The Boys & Girls Clubs of Dorchester (BGCD) hosted a ceremony last week that honored the life and legacy of former professional basketball player and longtime BGCD athletic director Bruce Seals, who died last December at age 67.
Mayor Wu joined a speakers’ program during which Seals was recalled lovingly by family and colleagues before a banner featuring him in action as an NBA player, at right, was hung on the wall next to his former office in the club’s gymnasium. A pair of sneakers that he wore in his playing days was also mounted to the gym wall.
A native of New Orleans, Seals played basketball for Xavier University, the Utah Stars, and the NBA’s Seattle SuperSonics. After winding up a successful career with a stint in a Italian basketball league, he moved to Boston with his family in 1990, then worked for the next 30 years at the BGCD’s Marr Clubhouse building on Deer Street where he touched thousands of young lives on court and off.
Bob Scannell, president and CEO of BGCD, called the event, which included a basketball clinic for club members run by the Boston Celtics, “bittersweet.”
“Bruce’s impact on kids of all ages is unmatched,” said the man who hired Seals. “He made time for everyone. No matter how busy he was, he was going to take the time and listen to and help each child who was in his presence.
“Far more important than basketball for Bruce was his mentoring and being a role model to the kids at the club,” Scannell said. “When I think of Bruce, I think of him simultaneously crouching down to comfort a crying toddler and mentoring a teen who may have been making wrong decisions that day. He really cared. He always said, ‘I’m never leaving here.’”
Wu presented Seals family members with a posthumous citation from the City of Boston that cited his’ “lifetime of mentorship and dedication to fostering youth to be the next generation committed to service.”

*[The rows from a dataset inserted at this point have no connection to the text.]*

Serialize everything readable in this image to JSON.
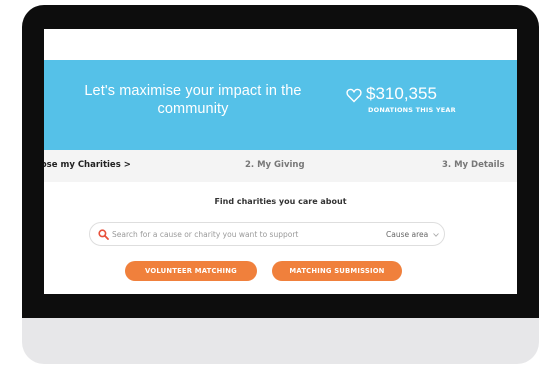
{
  "hero": {
    "headline": "Let's maximise your impact in the community",
    "donations_value": "$310,355",
    "donations_label": "DONATIONS THIS YEAR"
  },
  "steps": [
    {
      "label": "oose my Charities >"
    },
    {
      "label": "2. My Giving"
    },
    {
      "label": "3. My Details"
    }
  ],
  "search": {
    "title": "Find charities you care about",
    "placeholder": "Search for a cause or charity you want to support",
    "cause_area": "Cause area"
  },
  "buttons": {
    "volunteer": "VOLUNTEER MATCHING",
    "matching": "MATCHING SUBMISSION"
  },
  "colors": {
    "hero_blue": "#55c1e8",
    "accent_orange": "#f0803c",
    "search_icon_red": "#e8503a",
    "bezel": "#0d0d0d"
  },
  "icons": [
    "heart-icon",
    "search-icon",
    "chevron-down-icon"
  ]
}
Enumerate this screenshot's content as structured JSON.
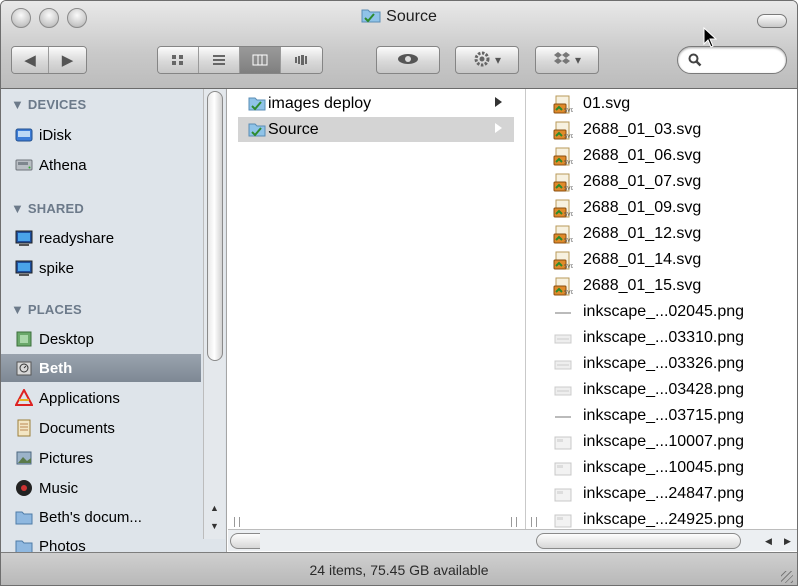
{
  "window": {
    "title": "Source"
  },
  "toolbar": {
    "back_label": "◀",
    "forward_label": "▶",
    "view_icon": "▮▮▮",
    "quicklook_icon": "eye-icon",
    "action_icon": "gear-icon",
    "dropbox_icon": "dropbox-icon",
    "search_placeholder": ""
  },
  "sidebar": {
    "sections": [
      {
        "title": "▼ DEVICES",
        "items": [
          {
            "label": "iDisk",
            "icon": "idisk-icon"
          },
          {
            "label": "Athena",
            "icon": "harddisk-icon"
          }
        ]
      },
      {
        "title": "▼ SHARED",
        "items": [
          {
            "label": "readyshare",
            "icon": "server-icon"
          },
          {
            "label": "spike",
            "icon": "server-icon"
          }
        ]
      },
      {
        "title": "▼ PLACES",
        "items": [
          {
            "label": "Desktop",
            "icon": "desktop-icon"
          },
          {
            "label": "Beth",
            "icon": "home-icon",
            "selected": true
          },
          {
            "label": "Applications",
            "icon": "applications-icon"
          },
          {
            "label": "Documents",
            "icon": "documents-icon"
          },
          {
            "label": "Pictures",
            "icon": "pictures-icon"
          },
          {
            "label": "Music",
            "icon": "music-icon"
          },
          {
            "label": "Beth's docum...",
            "icon": "folder-icon"
          },
          {
            "label": "Photos",
            "icon": "folder-icon"
          }
        ]
      }
    ]
  },
  "column1": {
    "items": [
      {
        "label": "images deploy",
        "selected": false
      },
      {
        "label": "Source",
        "selected": true
      }
    ]
  },
  "column2": {
    "items": [
      {
        "label": "01.svg",
        "type": "svg"
      },
      {
        "label": "2688_01_03.svg",
        "type": "svg"
      },
      {
        "label": "2688_01_06.svg",
        "type": "svg"
      },
      {
        "label": "2688_01_07.svg",
        "type": "svg"
      },
      {
        "label": "2688_01_09.svg",
        "type": "svg"
      },
      {
        "label": "2688_01_12.svg",
        "type": "svg"
      },
      {
        "label": "2688_01_14.svg",
        "type": "svg"
      },
      {
        "label": "2688_01_15.svg",
        "type": "svg"
      },
      {
        "label": "inkscape_...02045.png",
        "type": "png-line"
      },
      {
        "label": "inkscape_...03310.png",
        "type": "png-thumb"
      },
      {
        "label": "inkscape_...03326.png",
        "type": "png-thumb"
      },
      {
        "label": "inkscape_...03428.png",
        "type": "png-thumb"
      },
      {
        "label": "inkscape_...03715.png",
        "type": "png-line"
      },
      {
        "label": "inkscape_...10007.png",
        "type": "png-box"
      },
      {
        "label": "inkscape_...10045.png",
        "type": "png-box"
      },
      {
        "label": "inkscape_...24847.png",
        "type": "png-box"
      },
      {
        "label": "inkscape_...24925.png",
        "type": "png-box"
      }
    ]
  },
  "status": {
    "text": "24 items, 75.45 GB available"
  },
  "colors": {
    "sidebar_bg": "#dee4ea",
    "selection": "#d4d4d4",
    "sidebar_head": "#6c7a8a"
  }
}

Added Wu: “In his passing, Boston lost a great champion of children, but continues to gain the legacy of his work in the next generation he fostered. From the city of Boston, we honor your life’s work and dedication to our youth as a model of citizenship everywhere.”
Later, she said, “It’s incredible to see so many people come together tonight to celebrate Bruce’s life and legacy. He was a fixture for 30 years at the Boys & Girls Club, and has changed thousands of lives, has opened doors, and continues to live on in so many of our community members of Boston. He not only taught athletic fundamentals—he also served as a father figure to so many.”
John Karalis, a former player on the Emerson basketball team that Seals coached for 17 years, offered his own tribute.
Bruce Seals, who died last December, was a fixture at the Boys and Girls Clubs of Dorchester for three decades.
Bill Forry photo
“I wanted to speak from the heart, because that’s where Bruce is for me,” Karalis said. “He taught me so many things off the court. Bruce connected with people. He became part of their lives. What we have here is someone who has achieved a level of immortality because he lives on through all the people he’s touched. The kids that he has worked with and mentored are going to turn around and do the same for others. That is a true legacy.”
Karalis said that he and his former teammates have contributed to a scholarship fund that has been set up in Seals’s name to benefit members of the Dorchester club “because we knew how much this meant to Bruce. The only way we could properly honor his legacy is to continue the work that he did here.”
Max Barbosa, a BGCD alumnus who now works at the club, remembered Seals as a “friend, a mentor, a father figure, and somebody I had a lot of love for.”
Seals’s children, Denitra Seals and Bruce Seals, were on hand and spoke about his love for the neighborhood that became his adopted home.
“My dad worked here for 30 years,” Denitra said. “That’s a very long time. There aren’t that many organizations that have this many employees that stay this long. It is truly a blessing and I would like to say that he enjoyed every moment here. He loved coming to work. It’s a blessing to be able to see this organization—many, many thousands of people— reciprocating this love back. It speaks volumes.”
Club members wore t-shirts with Bruce's name on the back. Isabel Leon photo/Mayor's Office